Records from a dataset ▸
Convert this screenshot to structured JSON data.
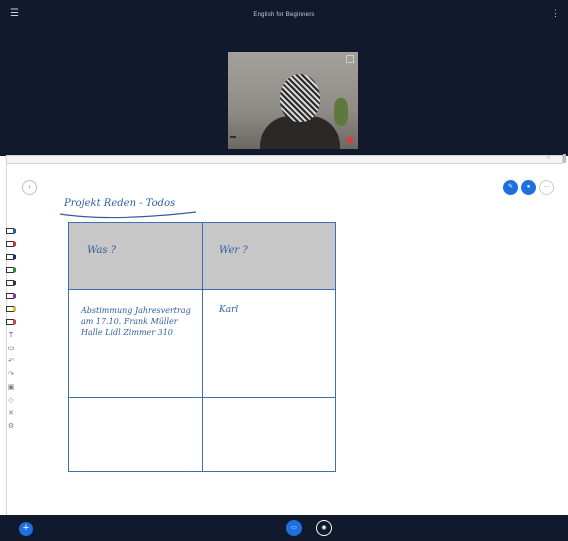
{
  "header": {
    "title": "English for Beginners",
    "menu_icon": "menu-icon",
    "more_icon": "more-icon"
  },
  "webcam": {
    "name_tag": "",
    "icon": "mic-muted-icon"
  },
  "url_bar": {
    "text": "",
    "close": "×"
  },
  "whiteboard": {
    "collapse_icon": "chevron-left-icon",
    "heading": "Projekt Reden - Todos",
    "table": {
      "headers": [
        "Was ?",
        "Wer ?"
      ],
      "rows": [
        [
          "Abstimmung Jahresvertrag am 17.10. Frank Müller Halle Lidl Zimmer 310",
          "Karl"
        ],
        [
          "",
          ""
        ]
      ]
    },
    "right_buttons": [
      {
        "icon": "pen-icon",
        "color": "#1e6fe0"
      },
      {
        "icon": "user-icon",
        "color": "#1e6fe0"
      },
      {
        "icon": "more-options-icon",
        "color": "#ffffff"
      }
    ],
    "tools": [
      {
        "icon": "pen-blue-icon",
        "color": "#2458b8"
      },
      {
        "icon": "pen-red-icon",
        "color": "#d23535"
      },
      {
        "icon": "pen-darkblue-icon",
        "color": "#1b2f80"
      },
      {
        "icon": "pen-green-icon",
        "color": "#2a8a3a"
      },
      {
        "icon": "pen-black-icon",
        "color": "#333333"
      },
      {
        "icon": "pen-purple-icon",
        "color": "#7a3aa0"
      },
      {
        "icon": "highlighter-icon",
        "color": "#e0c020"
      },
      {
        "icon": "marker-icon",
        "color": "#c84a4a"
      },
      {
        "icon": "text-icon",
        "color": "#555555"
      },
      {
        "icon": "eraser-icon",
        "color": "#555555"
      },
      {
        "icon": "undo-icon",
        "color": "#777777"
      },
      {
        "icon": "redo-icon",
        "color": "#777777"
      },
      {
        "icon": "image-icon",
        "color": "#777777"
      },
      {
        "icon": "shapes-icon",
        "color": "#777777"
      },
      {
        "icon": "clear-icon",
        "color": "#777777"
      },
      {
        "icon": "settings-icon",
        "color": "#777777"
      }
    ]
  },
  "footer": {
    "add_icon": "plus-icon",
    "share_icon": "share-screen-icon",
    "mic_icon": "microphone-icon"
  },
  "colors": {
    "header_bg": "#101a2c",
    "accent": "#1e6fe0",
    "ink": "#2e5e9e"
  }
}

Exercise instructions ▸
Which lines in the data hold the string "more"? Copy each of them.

Answer to this problem ▸
    "more_icon": "more-icon"
        "icon": "more-options-icon",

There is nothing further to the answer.